Jay MitchellContributor IMarch 25, 2009

BEIJING - AUGUST 24:  (L-R)  Deron Williams #7, Chris Bosh #12, Carlos Boozer #4, Le Bron James #6 and Jason Kidd #5 of the United States pose for photos with head coach Mike Krzyzewski after defeating Spain in the gold medal game during Day 16 of the Beijing 2008 Olympic Games at the Beijing Olympic Basketball Gymnasium on August 24, 2008 in Beijing, China.  (Photo by Jed Jacobsohn/Getty Images)

Currently eight teams in the NBA have a winning record on the road.

Yes, eight.

Anybody know how many teams are in the NBA?

That’s right—30.

That means that just a hair above 25 percent of the teams in the NBA have a winning percentage on the road.

What gives?

You will hear most athletes attribute poor road performances to the lack of mental toughness.

Care to guess what the average salary of a NBA player was in the 2007-2008 season?

$5.356 million.

You are making over $5 million a year and you don’t have enough mental toughness to win a game away from your home court on a consistent basis? 

Maybe the NBA was on to something when they raised the age limit to 19 years old, one year removed from high school. 

Maybe they should require a degree in psychology, so the players can gain some of the mental toughness they are supposedly lacking.

The top college basketball teams in the nation tend to have better road records than some of the top teams in the NBA. 

Does the fact that they are in school stimulating their brain, instead of wondering how they can blow their $5 million have something to do with this better winning percentage?  

I can’t give you a concrete answer, but it’s possible isn’t it?

Maybe NBA teams should hire a motivational speaker, psychologist, or mental toughness coach, instead of having four assistant coaches. 

Perhaps the teams should hire their own psychology professor. 

Heck, maybe teams can record their home crowds and play the recording from their bench during away games to give them some emotional support.

I don’t know the answer, but obviously something has to be done.

Should horrible teams ever beat the elite teams? 

I mean, should the Kings ever beat the Nuggets, Mavericks, Lakers, and Hornets? 

Should the Wizards ever beat the Jazz, Rockets, and Cavaliers? 
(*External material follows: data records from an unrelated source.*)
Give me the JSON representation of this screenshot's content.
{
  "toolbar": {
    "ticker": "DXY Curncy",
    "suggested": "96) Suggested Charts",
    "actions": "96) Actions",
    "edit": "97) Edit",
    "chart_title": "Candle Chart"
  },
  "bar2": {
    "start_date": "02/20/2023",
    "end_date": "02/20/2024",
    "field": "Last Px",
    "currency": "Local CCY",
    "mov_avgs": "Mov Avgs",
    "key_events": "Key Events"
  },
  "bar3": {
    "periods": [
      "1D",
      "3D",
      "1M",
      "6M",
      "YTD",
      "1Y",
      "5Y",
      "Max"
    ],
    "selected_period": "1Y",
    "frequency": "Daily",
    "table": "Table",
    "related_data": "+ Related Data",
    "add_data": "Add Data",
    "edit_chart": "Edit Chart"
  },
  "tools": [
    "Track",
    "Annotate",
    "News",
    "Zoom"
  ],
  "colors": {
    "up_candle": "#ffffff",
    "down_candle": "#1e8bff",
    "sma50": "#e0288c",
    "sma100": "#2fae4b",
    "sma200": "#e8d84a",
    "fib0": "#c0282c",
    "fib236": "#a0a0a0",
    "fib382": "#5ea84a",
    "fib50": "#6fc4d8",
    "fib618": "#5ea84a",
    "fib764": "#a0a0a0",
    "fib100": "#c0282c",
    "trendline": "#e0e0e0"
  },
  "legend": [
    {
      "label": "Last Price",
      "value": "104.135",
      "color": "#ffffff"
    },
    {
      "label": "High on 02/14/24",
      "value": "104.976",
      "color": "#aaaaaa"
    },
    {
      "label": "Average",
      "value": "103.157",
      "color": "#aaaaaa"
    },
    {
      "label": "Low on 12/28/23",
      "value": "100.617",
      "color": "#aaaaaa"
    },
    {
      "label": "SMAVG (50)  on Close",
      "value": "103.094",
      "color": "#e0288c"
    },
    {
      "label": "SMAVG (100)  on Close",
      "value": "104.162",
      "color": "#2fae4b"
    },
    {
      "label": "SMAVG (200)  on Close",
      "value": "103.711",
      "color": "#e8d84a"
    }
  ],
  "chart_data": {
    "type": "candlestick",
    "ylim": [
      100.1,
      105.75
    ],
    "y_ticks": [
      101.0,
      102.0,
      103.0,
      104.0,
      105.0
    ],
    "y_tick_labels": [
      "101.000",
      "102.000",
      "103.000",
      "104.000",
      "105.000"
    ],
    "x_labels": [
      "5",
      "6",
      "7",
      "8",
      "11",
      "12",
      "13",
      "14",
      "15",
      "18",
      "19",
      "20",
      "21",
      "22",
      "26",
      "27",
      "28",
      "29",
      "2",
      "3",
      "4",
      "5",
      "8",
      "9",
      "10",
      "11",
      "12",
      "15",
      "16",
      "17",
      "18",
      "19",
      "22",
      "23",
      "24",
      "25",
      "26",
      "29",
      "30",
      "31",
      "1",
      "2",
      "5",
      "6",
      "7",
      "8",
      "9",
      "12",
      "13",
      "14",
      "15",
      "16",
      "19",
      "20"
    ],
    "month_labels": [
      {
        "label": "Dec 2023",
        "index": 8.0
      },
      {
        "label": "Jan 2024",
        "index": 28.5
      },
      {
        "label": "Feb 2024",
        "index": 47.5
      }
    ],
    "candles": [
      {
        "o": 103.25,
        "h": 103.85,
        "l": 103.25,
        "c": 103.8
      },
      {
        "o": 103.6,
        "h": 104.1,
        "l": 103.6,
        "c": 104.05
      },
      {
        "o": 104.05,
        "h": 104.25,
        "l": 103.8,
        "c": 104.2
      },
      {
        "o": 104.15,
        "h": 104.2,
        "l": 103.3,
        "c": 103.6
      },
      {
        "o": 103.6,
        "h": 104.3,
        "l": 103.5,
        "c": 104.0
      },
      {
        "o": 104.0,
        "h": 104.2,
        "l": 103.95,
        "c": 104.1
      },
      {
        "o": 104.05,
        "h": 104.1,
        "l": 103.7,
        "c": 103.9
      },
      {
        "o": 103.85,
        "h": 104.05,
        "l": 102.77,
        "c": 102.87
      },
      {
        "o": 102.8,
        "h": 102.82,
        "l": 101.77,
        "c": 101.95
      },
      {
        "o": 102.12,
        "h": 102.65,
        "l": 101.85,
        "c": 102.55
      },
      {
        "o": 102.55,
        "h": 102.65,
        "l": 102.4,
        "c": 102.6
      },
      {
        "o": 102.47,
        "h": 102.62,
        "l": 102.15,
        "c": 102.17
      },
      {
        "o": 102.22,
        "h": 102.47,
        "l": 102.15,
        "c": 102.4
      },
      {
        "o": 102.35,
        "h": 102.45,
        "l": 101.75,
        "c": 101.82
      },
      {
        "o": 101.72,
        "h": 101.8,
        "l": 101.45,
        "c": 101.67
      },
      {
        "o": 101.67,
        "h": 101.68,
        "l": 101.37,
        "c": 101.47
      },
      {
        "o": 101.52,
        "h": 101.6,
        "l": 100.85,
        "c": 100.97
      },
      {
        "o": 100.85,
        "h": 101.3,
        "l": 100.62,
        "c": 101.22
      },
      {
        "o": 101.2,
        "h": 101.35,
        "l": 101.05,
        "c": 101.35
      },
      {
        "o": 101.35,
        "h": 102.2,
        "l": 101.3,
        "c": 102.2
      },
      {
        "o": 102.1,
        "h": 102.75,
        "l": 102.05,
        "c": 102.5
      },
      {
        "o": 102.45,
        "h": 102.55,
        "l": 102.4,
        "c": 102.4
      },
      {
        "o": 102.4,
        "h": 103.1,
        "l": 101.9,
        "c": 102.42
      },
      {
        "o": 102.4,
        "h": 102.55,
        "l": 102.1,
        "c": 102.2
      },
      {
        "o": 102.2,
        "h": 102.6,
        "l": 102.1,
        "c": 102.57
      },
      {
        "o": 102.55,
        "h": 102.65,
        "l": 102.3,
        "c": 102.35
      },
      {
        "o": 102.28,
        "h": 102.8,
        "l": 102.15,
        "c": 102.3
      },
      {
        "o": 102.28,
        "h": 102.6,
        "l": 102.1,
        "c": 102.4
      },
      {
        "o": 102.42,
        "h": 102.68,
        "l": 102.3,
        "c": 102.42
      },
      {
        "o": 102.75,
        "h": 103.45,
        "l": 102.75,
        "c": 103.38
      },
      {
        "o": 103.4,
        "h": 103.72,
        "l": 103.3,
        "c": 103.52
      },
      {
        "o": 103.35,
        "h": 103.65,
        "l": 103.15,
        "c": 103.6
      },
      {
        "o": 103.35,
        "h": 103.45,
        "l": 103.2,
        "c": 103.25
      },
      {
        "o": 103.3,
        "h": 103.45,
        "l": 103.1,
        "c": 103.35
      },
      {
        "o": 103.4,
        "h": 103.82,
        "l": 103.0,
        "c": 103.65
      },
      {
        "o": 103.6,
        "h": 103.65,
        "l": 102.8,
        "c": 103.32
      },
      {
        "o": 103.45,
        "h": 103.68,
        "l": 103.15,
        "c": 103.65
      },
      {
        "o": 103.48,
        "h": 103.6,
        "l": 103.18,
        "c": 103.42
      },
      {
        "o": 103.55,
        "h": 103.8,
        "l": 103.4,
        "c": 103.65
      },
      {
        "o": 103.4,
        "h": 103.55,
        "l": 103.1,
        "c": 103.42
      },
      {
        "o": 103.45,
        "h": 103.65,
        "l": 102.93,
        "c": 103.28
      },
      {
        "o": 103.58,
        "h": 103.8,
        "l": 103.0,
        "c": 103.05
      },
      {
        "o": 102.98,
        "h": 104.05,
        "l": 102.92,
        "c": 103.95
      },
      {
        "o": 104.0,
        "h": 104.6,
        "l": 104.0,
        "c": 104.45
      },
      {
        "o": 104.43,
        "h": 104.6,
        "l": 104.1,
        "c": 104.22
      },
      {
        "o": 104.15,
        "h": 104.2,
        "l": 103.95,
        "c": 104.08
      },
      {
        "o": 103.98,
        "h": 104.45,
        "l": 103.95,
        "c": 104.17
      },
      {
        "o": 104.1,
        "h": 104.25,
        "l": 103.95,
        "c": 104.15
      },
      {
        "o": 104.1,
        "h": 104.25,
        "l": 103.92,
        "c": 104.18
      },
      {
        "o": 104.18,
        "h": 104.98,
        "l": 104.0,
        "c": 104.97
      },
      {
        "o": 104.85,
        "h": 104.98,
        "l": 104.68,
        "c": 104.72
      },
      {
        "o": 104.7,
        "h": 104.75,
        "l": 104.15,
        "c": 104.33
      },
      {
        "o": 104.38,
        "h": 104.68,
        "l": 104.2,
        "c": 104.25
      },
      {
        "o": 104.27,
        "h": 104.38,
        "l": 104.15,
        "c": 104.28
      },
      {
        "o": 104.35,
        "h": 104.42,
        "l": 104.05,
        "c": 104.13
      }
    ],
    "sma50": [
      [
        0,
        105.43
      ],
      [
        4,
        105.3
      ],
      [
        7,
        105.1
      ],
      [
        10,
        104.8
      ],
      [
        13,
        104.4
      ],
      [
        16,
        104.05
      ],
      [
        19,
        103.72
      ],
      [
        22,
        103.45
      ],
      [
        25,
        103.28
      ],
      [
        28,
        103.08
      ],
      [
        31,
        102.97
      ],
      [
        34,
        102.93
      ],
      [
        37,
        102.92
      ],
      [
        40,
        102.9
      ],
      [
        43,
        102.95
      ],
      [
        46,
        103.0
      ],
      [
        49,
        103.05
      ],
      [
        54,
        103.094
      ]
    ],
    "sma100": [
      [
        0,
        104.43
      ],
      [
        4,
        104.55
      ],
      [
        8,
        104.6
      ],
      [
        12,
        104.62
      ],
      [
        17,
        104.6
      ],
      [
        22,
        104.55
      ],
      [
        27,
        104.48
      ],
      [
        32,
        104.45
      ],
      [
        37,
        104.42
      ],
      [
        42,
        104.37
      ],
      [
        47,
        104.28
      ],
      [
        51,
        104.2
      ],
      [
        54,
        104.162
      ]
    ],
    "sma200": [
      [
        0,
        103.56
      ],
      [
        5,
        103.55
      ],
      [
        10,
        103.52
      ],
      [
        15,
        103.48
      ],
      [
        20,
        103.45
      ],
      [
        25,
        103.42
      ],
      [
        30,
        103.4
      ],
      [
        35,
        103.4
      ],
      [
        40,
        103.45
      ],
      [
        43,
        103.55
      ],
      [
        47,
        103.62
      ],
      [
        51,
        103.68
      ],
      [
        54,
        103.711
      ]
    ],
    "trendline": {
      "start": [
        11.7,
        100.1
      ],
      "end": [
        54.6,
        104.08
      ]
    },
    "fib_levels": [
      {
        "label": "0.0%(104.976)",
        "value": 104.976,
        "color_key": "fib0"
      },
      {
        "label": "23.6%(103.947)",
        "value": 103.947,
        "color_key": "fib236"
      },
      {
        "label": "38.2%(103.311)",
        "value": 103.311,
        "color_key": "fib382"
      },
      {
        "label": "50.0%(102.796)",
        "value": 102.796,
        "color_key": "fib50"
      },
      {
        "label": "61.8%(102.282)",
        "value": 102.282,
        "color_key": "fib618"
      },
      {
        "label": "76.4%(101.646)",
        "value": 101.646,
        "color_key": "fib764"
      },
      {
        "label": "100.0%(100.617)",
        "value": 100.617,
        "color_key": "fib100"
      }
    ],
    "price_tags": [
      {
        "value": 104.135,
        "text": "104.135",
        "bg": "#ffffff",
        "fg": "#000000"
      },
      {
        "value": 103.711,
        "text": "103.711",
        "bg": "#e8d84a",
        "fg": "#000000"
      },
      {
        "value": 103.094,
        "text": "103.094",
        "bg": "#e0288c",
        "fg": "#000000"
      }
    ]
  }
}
Should the Grizzlies ever beat the Magic, Rockets (twice), and the Mavericks? 

Now obviously every good team is bound to have a bad game every now and then. 

Likewise, every bad team is bound to have a good game every once in a blue moon.  That still doesn’t explain how only eight teams have a winning percentage on the road. 

Yes, I know that when you’re playing at home you have the crowd on your side, which is often called the “sixth man”. 

Should playing on the road really make that big of a difference to a good team though? 

Currently there are seven teams with an overall winning record, but they have a losing record on the road. 

Some teams, such as the Jazz, can be completely dominant at home, but only beat on teams with a winning record on the road. 

Obviously not every team can have a winning record on the road, but you would think that with the major talent disparity that exists among the best and the worst teams that you would see more teams succeed on the road. 

If any of you reading this are psychologists or psychology professors and are struggling to find clients during these economic times, maybe you should try selling your services to some NBA teams. 

Apparently there is a large need for you out there.

To all you players, time to hit the books.  The psychology books.